If ever an idea was half-baked, it's the Renewable Heat Incentive. On Feb 26, I was at a briefing in London, given by the civil servants who have designed the scheme, and the more I heard, the more worried I became. "It's a world first in policy terms" we were told, "we are truly in uncharted territory and we need your help." Hmmm. The nice gent from the Country Landowners Association was beside himself with thanks to the men from the ministry. Need I say more?
The most revealing conversation that I had took place during the lunchbreak when the man from British Gas talked to me about the funding of this scheme. It's big. By 2020, if it goes ahead as designed, it will add something like 35% to everyone's gas bills, as it seems that's where the levy to pay for it all will be drawn from. It's designed to pay for as many as 1.7 million subsidised renewable heat installations by then, at which point it's going to be paying out over £2 billion a year.
Make no bones about it, this is a carbon tax, but one being introduced by stealth, as it will creep into our fuel bills without it ever appearing as an additional item. I don't have any objections to a carbon tax — quite the opposite — but I would like the money raised to be used wisely, and the RHI really doesn't tick that particular box.
Put very simply, it's subsidising the wrong people to put in the wrong kit.
As it stands there are a number of iniquities in the RHI, which I think will prove to be irreconcilable with logic or fairness.
• Arbitrary barriers between competing technologies. The technologies supported are biomass, heat pumps and solar thermal. Anything to do with fossil fuel is unacceptable. This however hides a very inconvenient fact that electricity is itself mostly derived from fossil fuels, and that unless your heat pump is set up really well, there is every chance that you will end up burning more fossil fuel (indirectly) if you switch from oil or gas to an electric heat pump. And the biomass offering is inconsistent. It seems some forms of biomass burning will receive a subsidy whilst others will not. Most clearly shown over the distinction between wood stoves, wood stove-boilers and pellet boilers. And whether or not they can (or should) have back-up boiler systems in place. As it stands, it looks like pellet boilers are IN but wood stove-boilers are OUT. It's not as if pellet boilers are fundamentally better than wood stoves with backboilers: many people can incorporate wood stoves in the homes, but have nowhere to put a pellet boiler (which needs utility space, and lots of it - QED you have to be wealthy to have a pellet boiler - it's not just a question of cost, it's also having the space).
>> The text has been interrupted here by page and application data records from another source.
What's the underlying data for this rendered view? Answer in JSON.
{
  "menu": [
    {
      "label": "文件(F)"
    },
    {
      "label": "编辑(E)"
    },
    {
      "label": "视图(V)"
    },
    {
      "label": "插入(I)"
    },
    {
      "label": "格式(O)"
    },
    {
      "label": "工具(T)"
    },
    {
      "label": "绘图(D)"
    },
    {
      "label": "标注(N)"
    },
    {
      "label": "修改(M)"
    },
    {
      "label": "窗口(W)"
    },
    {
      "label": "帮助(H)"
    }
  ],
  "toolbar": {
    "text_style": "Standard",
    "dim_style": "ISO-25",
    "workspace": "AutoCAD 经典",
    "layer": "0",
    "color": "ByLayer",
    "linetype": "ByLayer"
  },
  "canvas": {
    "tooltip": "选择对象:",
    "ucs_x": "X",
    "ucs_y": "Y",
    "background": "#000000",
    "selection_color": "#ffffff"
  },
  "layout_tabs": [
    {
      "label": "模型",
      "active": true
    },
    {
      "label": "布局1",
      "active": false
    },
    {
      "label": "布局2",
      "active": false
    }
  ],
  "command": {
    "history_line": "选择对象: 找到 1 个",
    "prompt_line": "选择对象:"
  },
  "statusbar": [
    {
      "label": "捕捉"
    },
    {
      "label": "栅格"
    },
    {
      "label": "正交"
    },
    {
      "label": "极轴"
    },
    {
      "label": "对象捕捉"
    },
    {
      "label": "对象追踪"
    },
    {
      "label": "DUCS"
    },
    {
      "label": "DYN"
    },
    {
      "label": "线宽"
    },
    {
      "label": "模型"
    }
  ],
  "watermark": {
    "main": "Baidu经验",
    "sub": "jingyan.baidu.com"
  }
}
• Deeming. Unlike the equipment being installed under the Feed-in-Tariffs (the output of which can all be metered), you can't meter the output from home heating appliances. So you calculate what it might be (using SAP, a home energy estimator). But deeming is really nothing different to a capital grant spread out over a number of payments. The crucial link between performance and reward, which is a key feature of Feed-in-Tariffs is broken. Therefore mediocrity is rewarded the same as excellence.
• The supported technologies are rewarded on a financial basis. The more expensive an installation, the more money gets thrown at it. Whether or not it actually saves any carbon, or even saves any money to the end user, is not part of the calculation. So if it's IN, its paid for at full market rate plus a calculated return of 12% (though only 6% for solar panels - a distinction I remain puzzled by). If it's OUT, then no money is available.
• Thus it stops dead any innovation in technologies that lie outside the grant-aided scheme. It also stops innovation involving a more complex interaction of techniques - cf heat recovery ventilation that incorporates an air source heat pump.
• It's not at all clear why biomass should receive a subsidy. Is it truly a renewable fuel? It pumps just as much CO2 into the atmosphere as gas. It's only renewable in the sense that we can grow more of it, which we can't with gas. If biomass is to receive a subsidy, it should be for delaying the point in the cycle where it gets burned, not for burning it. Plus biomass boilers are only ever going to be available to a very small minority of people (who just happen to have large houses!).
• Switching from fossil fuel to electricity for home heating. Again, it's none too clear that this is a wise move. Until the grid becomes much greener, the net result of the RHI may well be to push up carbon emissions. With large question marks hanging over the future of electricity production in this country, and whether we will have an infrastructure that can cope with the current demand in a few years time, why are we loading yet further demand onto the system?
• Which leaves solar thermal. The one technology here which is truly renewable. But it only gets a subsidy worth half as much as heat pumps and biomass, despite it being much cheaper to install, and despite it being open to a far wider section of the population. A strange decision if ever!
• It all points to a failure on the part of central government to introduce a clear and structured carbon tax on fossil fuel consumption, which is the logical way to approach this problem. OK, I know the reason for this: it is said to be politically impossible, and no other country has tried to do it either, and now the electorate don't believe in global warming in any event. All good points. But if you don't address it, then you end up with half-baked incentives like this, which are dressed up to look progressive but end up being very expensive to administer and yet they don't begin to tackle the problem facing us.